Develop a literate personality. Read on religion, art, science and politics. Participate in discussions and debates; attend seminars and conferences, for they are a treasure of college life. And don’t forget to disagree -It reflects that you have a point of view that you fear to share.

And yes, be adventurous! Make spontaneous plans. Call friends and let them know about your program. It doesn’t matter where you want to go, if you’re passionate, the road will take you there somehow.

So wander off. Pack a bag, take a camera and follow the light. Use all modes of transportation: ride a cycle, take a rickshaw, travel in bus and experience a Ching Chi. Explore places that were lost in time and tell the world about it. This habit of travelling would never let you lose yourself even if people think you’re lost.

But don’t fear, for fear takes away the thrill. So ride on the most dangerous rides you ever felt have been invented, lie in the middle of the road at night, bathe in the 3 am rain of a January night, climb on the roof of a stair-less building, spend your summer break in the hottest of lands and winter in the coldest of valleys. You’d know the beauty of life, the splendour of nature, and who knows you might even find God!

And about those college events, participate and play an active role. Not for the sake of those I-am-in-every-event-just-so-you-know photos but to put something worthwhile in your resume. Be a Manager, Director or whatsoever they offer, but make sure no one is taking any advantage out of your work. And don’t forget to resign publicly when they do. They should know who they’re messing with!

Be a fun-sport. Go to social events, enjoy parties, socialize, have a crush or two (or many) and have the time of your life. Play sports. Join basketball team or football, hockey or cricket team, but keep playing. It’ll keep you in the mood of spirit. Go for long walks early in the morning or late at night. Manage a company of a friend if you can sometimes, because that would give you an entirely different perspective of what you usually experience alone. And Oh, don’t forget to play foosball.
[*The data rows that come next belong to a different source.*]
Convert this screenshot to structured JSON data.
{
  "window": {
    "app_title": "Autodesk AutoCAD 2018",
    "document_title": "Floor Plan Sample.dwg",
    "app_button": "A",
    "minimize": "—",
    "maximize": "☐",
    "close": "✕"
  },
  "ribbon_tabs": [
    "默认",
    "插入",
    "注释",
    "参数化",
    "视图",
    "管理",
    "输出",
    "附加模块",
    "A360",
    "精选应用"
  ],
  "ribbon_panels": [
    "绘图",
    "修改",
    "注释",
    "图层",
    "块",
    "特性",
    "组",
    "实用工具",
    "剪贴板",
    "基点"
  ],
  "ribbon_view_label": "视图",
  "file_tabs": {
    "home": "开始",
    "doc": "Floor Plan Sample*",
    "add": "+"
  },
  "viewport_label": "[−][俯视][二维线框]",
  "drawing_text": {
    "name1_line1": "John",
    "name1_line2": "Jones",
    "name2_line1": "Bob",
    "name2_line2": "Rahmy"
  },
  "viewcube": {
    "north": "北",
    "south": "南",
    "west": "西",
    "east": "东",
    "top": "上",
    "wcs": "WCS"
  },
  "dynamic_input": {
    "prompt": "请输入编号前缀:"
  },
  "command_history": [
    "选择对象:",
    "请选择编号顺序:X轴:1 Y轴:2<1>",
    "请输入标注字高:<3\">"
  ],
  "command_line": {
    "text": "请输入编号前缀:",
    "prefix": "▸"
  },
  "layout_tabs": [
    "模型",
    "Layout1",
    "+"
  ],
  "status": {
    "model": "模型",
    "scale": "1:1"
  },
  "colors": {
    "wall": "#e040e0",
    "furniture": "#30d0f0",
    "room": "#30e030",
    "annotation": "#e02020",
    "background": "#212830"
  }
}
It’s a great game, takes all your miseries away- a bad paper, a missed class, an absent mark, a missed chance or maybe a broken heart, foosball is the solution.

For the purpose of coming here, take challenging courses and witty teachers, go to library and come back at 12 am. Take notes, talk to teachers and don’t forget to group-study. It’s miraculous. Not only in terms of learning, but trust me, it does wonders. The discussions that follow the group studies never get old to catch up to. Be a nerd during exams. You wouldn’t want to care what clothes you’re wearing during your exams because nobody does. I’ve seen people who forget to wash their face and brush their teeth, or maybe they don’t get time for it because they were doing some early morning rote learning. As long as you get a decent grade, that’s all what matters.

And while we’re talking about studies, beware of the mother of all diseases: Procrastination. Not being obstinate about it, but everyone does: an assignment submission, a report deadline, case compliance or daily readings, I know you would procrastinate. So keep yourself ready for pulling out some nighters. Stock on some caffeine; get your tools ready to stay awake all night during the last part of the semester and meet your deadlines.

And well, get decent grades because it sucks to have a bad GPA. You might say that it doesn’t bother you or you’ll get a job nevertheless, but dude, it shows on your resume for the rest of your life. So while you enjoy the best four years of life, never get the three letters out of your mind. But wait, don’t panic! Also, please don’t drop. (My heart dies a little every time I hear someone drop out of college).


(March 18, 2013) 



There are moments when time stops and you cannot think beyond that moment. It’s very Paulo Coelhoic, unreal, and philosophic to imagine, but there are times when you stop and ask, why so much pain and suffering?

Death looks so much easier. But then when is it that you live for yourself? It’s always about other people.



(March 4, 2013)